**Work item**
Pictures do not belong in the copy; retype the records below exactly.

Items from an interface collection
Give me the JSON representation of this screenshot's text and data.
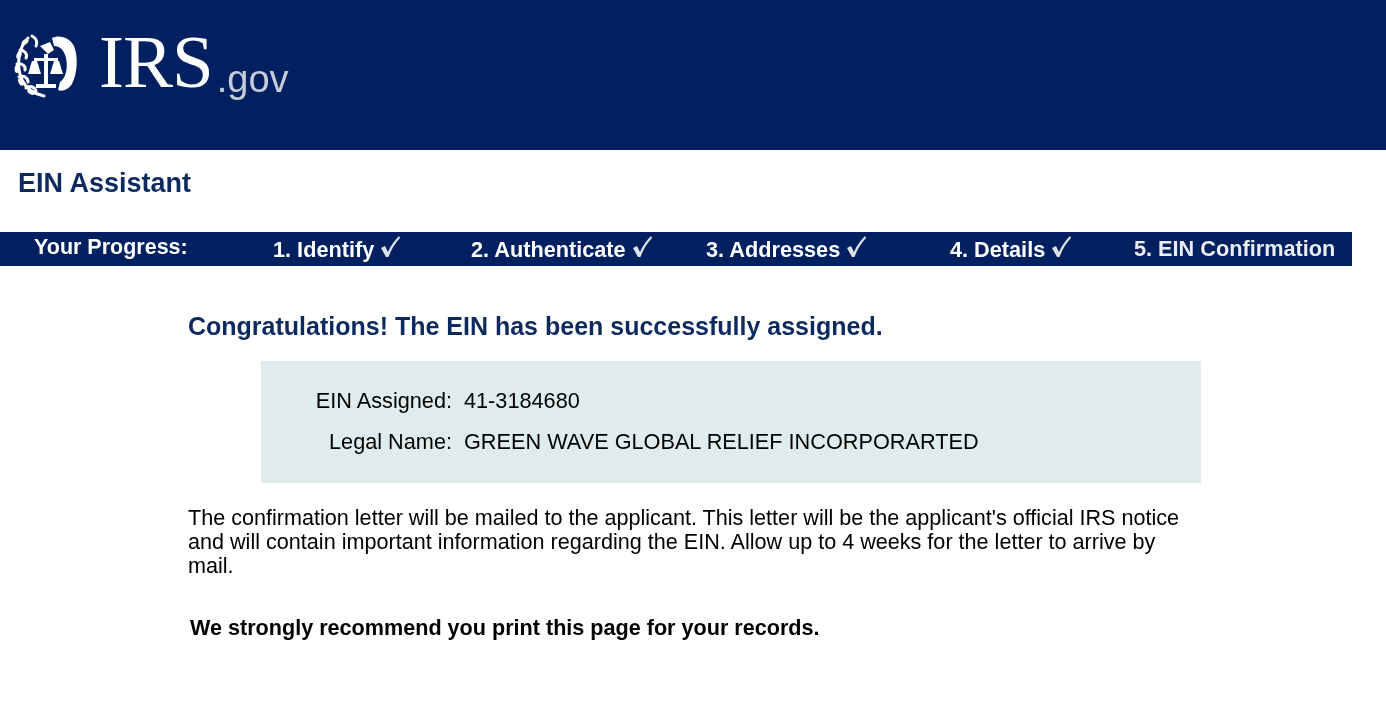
{
  "header": {
    "logo_text": "IRS",
    "logo_suffix": ".gov"
  },
  "app_title": "EIN Assistant",
  "progress": {
    "label": "Your Progress:",
    "steps": [
      {
        "label": "1. Identify",
        "completed": true
      },
      {
        "label": "2. Authenticate",
        "completed": true
      },
      {
        "label": "3. Addresses",
        "completed": true
      },
      {
        "label": "4. Details",
        "completed": true
      },
      {
        "label": "5. EIN Confirmation",
        "completed": false
      }
    ]
  },
  "confirmation": {
    "heading": "Congratulations! The EIN has been successfully assigned.",
    "details": [
      {
        "label": "EIN Assigned:",
        "value": "41-3184680"
      },
      {
        "label": "Legal Name:",
        "value": "GREEN WAVE GLOBAL RELIEF INCORPORARTED"
      }
    ],
    "message": "The confirmation letter will be mailed to the applicant. This letter will be the applicant's official IRS notice and will contain important information regarding the EIN. Allow up to 4 weeks for the letter to arrive by mail.",
    "recommendation": "We strongly recommend you print this page for your records."
  }
}
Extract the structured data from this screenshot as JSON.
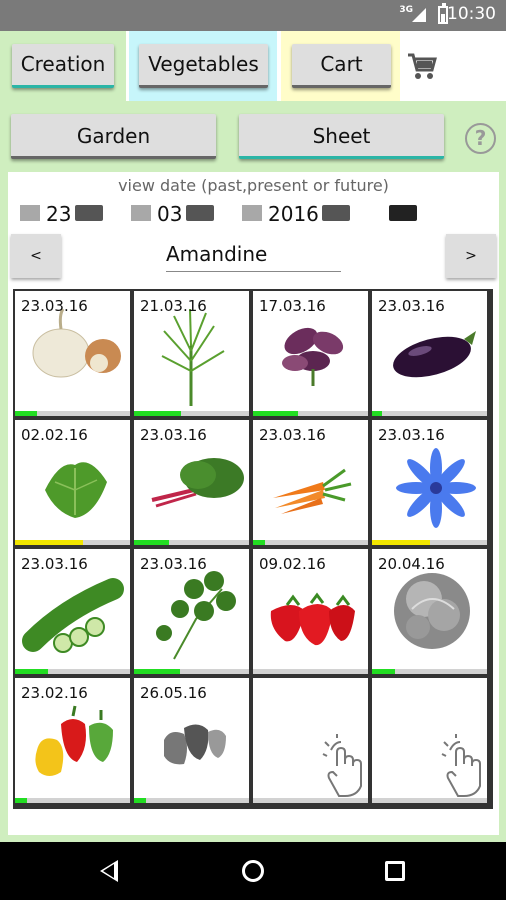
{
  "status": {
    "network": "3G",
    "time": "10:30"
  },
  "tabs": {
    "creation": "Creation",
    "vegetables": "Vegetables",
    "cart": "Cart"
  },
  "subtabs": {
    "garden": "Garden",
    "sheet": "Sheet",
    "help": "?"
  },
  "view_date": {
    "label": "view date (past,present or future)",
    "day": "23",
    "month": "03",
    "year": "2016"
  },
  "navigator": {
    "prev": "<",
    "next": ">",
    "name": "Amandine"
  },
  "icons": {
    "cart": "cart-icon",
    "help": "help-icon",
    "tap": "tap-hand-icon",
    "back": "back-icon",
    "home": "home-icon",
    "recents": "recents-icon"
  },
  "colors": {
    "green": "#22dd22",
    "yellow": "#f2e600",
    "tab_creation": "#cfeebf",
    "tab_vegetables": "#c7f6fb",
    "tab_cart": "#fffdc9"
  },
  "cells": [
    {
      "date": "23.03.16",
      "veg": "garlic",
      "progress": 0.19,
      "color": "green"
    },
    {
      "date": "21.03.16",
      "veg": "dill",
      "progress": 0.41,
      "color": "green"
    },
    {
      "date": "17.03.16",
      "veg": "basil-purple",
      "progress": 0.39,
      "color": "green"
    },
    {
      "date": "23.03.16",
      "veg": "eggplant",
      "progress": 0.09,
      "color": "green"
    },
    {
      "date": "02.02.16",
      "veg": "spinach",
      "progress": 0.59,
      "color": "yellow"
    },
    {
      "date": "23.03.16",
      "veg": "chard",
      "progress": 0.3,
      "color": "green"
    },
    {
      "date": "23.03.16",
      "veg": "carrot",
      "progress": 0.1,
      "color": "green"
    },
    {
      "date": "23.03.16",
      "veg": "chicory-flower",
      "progress": 0.5,
      "color": "yellow"
    },
    {
      "date": "23.03.16",
      "veg": "cucumber",
      "progress": 0.29,
      "color": "green"
    },
    {
      "date": "23.03.16",
      "veg": "coriander",
      "progress": 0.4,
      "color": "green"
    },
    {
      "date": "09.02.16",
      "veg": "strawberry",
      "progress": 0.0,
      "color": "green"
    },
    {
      "date": "20.04.16",
      "veg": "lettuce-gray",
      "progress": 0.2,
      "color": "green"
    },
    {
      "date": "23.02.16",
      "veg": "pepper",
      "progress": 0.1,
      "color": "green"
    },
    {
      "date": "26.05.16",
      "veg": "pepper-gray",
      "progress": 0.1,
      "color": "green"
    },
    {
      "date": "",
      "veg": "empty",
      "progress": 0.0,
      "color": "green"
    },
    {
      "date": "",
      "veg": "empty",
      "progress": 0.0,
      "color": "green"
    }
  ]
}
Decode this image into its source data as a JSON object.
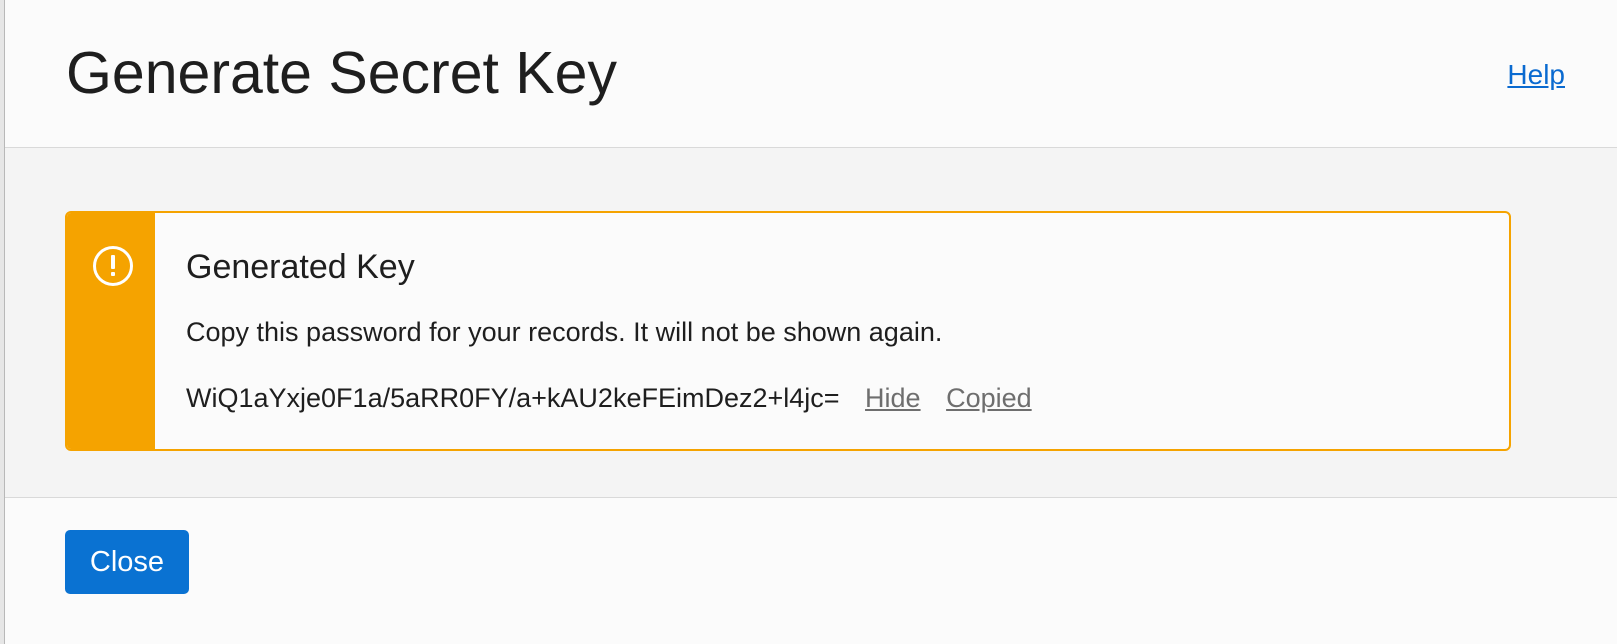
{
  "dialog": {
    "title": "Generate Secret Key",
    "help_label": "Help"
  },
  "alert": {
    "icon": "alert-circle-icon",
    "accent_color": "#f5a300",
    "title": "Generated Key",
    "message": "Copy this password for your records. It will not be shown again.",
    "key_value": "WiQ1aYxje0F1a/5aRR0FY/a+kAU2keFEimDez2+l4jc=",
    "hide_label": "Hide",
    "copy_status_label": "Copied"
  },
  "footer": {
    "close_label": "Close",
    "close_color": "#0a72d2"
  }
}
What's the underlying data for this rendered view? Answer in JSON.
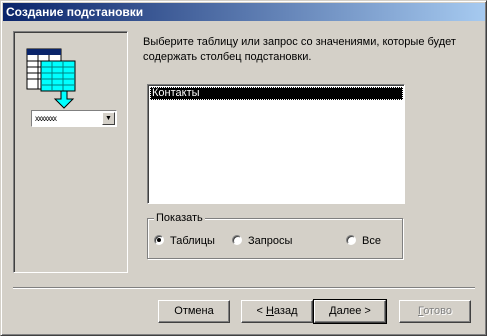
{
  "window": {
    "title": "Создание подстановки"
  },
  "illustration": {
    "combo_sample": "xxxxxxx"
  },
  "prompt": {
    "line1": "Выберите таблицу или запрос со значениями, которые будет",
    "line2": "содержать столбец подстановки."
  },
  "list": {
    "items": [
      "Контакты"
    ],
    "selected": "Контакты"
  },
  "show_group": {
    "legend": "Показать",
    "options": [
      {
        "label": "Таблицы",
        "checked": true
      },
      {
        "label": "Запросы",
        "checked": false
      },
      {
        "label": "Все",
        "checked": false
      }
    ]
  },
  "buttons": {
    "cancel": "Отмена",
    "back_prefix": "< ",
    "back_accel": "Н",
    "back_rest": "азад",
    "next_accel": "Д",
    "next_rest": "алее >",
    "finish_accel": "Г",
    "finish_rest": "отово"
  }
}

**Exercise result**
Give me the JSON representation of this screenshot's text and data.
{
  "header": {
    "logo_text": "IRS",
    "logo_suffix": ".gov"
  },
  "app_title": "EIN Assistant",
  "progress": {
    "label": "Your Progress:",
    "steps": [
      {
        "label": "1. Identify",
        "completed": true
      },
      {
        "label": "2. Authenticate",
        "completed": true
      },
      {
        "label": "3. Addresses",
        "completed": true
      },
      {
        "label": "4. Details",
        "completed": true
      },
      {
        "label": "5. EIN Confirmation",
        "completed": false
      }
    ]
  },
  "confirmation": {
    "heading": "Congratulations! The EIN has been successfully assigned.",
    "details": [
      {
        "label": "EIN Assigned:",
        "value": "41-3184680"
      },
      {
        "label": "Legal Name:",
        "value": "GREEN WAVE GLOBAL RELIEF INCORPORARTED"
      }
    ],
    "message": "The confirmation letter will be mailed to the applicant. This letter will be the applicant's official IRS notice and will contain important information regarding the EIN. Allow up to 4 weeks for the letter to arrive by mail.",
    "recommendation": "We strongly recommend you print this page for your records."
  }
}
Extract the structured data from this screenshot as JSON.
{
  "status": {
    "network": "3G",
    "time": "10:30"
  },
  "tabs": {
    "creation": "Creation",
    "vegetables": "Vegetables",
    "cart": "Cart"
  },
  "subtabs": {
    "garden": "Garden",
    "sheet": "Sheet",
    "help": "?"
  },
  "view_date": {
    "label": "view date (past,present or future)",
    "day": "23",
    "month": "03",
    "year": "2016"
  },
  "navigator": {
    "prev": "<",
    "next": ">",
    "name": "Amandine"
  },
  "icons": {
    "cart": "cart-icon",
    "help": "help-icon",
    "tap": "tap-hand-icon",
    "back": "back-icon",
    "home": "home-icon",
    "recents": "recents-icon"
  },
  "colors": {
    "green": "#22dd22",
    "yellow": "#f2e600",
    "tab_creation": "#cfeebf",
    "tab_vegetables": "#c7f6fb",
    "tab_cart": "#fffdc9"
  },
  "cells": [
    {
      "date": "23.03.16",
      "veg": "garlic",
      "progress": 0.19,
      "color": "green"
    },
    {
      "date": "21.03.16",
      "veg": "dill",
      "progress": 0.41,
      "color": "green"
    },
    {
      "date": "17.03.16",
      "veg": "basil-purple",
      "progress": 0.39,
      "color": "green"
    },
    {
      "date": "23.03.16",
      "veg": "eggplant",
      "progress": 0.09,
      "color": "green"
    },
    {
      "date": "02.02.16",
      "veg": "spinach",
      "progress": 0.59,
      "color": "yellow"
    },
    {
      "date": "23.03.16",
      "veg": "chard",
      "progress": 0.3,
      "color": "green"
    },
    {
      "date": "23.03.16",
      "veg": "carrot",
      "progress": 0.1,
      "color": "green"
    },
    {
      "date": "23.03.16",
      "veg": "chicory-flower",
      "progress": 0.5,
      "color": "yellow"
    },
    {
      "date": "23.03.16",
      "veg": "cucumber",
      "progress": 0.29,
      "color": "green"
    },
    {
      "date": "23.03.16",
      "veg": "coriander",
      "progress": 0.4,
      "color": "green"
    },
    {
      "date": "09.02.16",
      "veg": "strawberry",
      "progress": 0.0,
      "color": "green"
    },
    {
      "date": "20.04.16",
      "veg": "lettuce-gray",
      "progress": 0.2,
      "color": "green"
    },
    {
      "date": "23.02.16",
      "veg": "pepper",
      "progress": 0.1,
      "color": "green"
    },
    {
      "date": "26.05.16",
      "veg": "pepper-gray",
      "progress": 0.1,
      "color": "green"
    },
    {
      "date": "",
      "veg": "empty",
      "progress": 0.0,
      "color": "green"
    },
    {
      "date": "",
      "veg": "empty",
      "progress": 0.0,
      "color": "green"
    }
  ]
}
Decode this image into its source data as a JSON object.
{
  "dialog": {
    "title": "Generate Secret Key",
    "help_label": "Help"
  },
  "alert": {
    "icon": "alert-circle-icon",
    "accent_color": "#f5a300",
    "title": "Generated Key",
    "message": "Copy this password for your records. It will not be shown again.",
    "key_value": "WiQ1aYxje0F1a/5aRR0FY/a+kAU2keFEimDez2+l4jc=",
    "hide_label": "Hide",
    "copy_status_label": "Copied"
  },
  "footer": {
    "close_label": "Close",
    "close_color": "#0a72d2"
  }
}
What's the underlying data for this rendered view? Answer in JSON.
{
  "window": {
    "title": "Создание подстановки"
  },
  "illustration": {
    "combo_sample": "xxxxxxx"
  },
  "prompt": {
    "line1": "Выберите таблицу или запрос со значениями, которые будет",
    "line2": "содержать столбец подстановки."
  },
  "list": {
    "items": [
      "Контакты"
    ],
    "selected": "Контакты"
  },
  "show_group": {
    "legend": "Показать",
    "options": [
      {
        "label": "Таблицы",
        "checked": true
      },
      {
        "label": "Запросы",
        "checked": false
      },
      {
        "label": "Все",
        "checked": false
      }
    ]
  },
  "buttons": {
    "cancel": "Отмена",
    "back_prefix": "< ",
    "back_accel": "Н",
    "back_rest": "азад",
    "next_accel": "Д",
    "next_rest": "алее >",
    "finish_accel": "Г",
    "finish_rest": "отово"
  }
}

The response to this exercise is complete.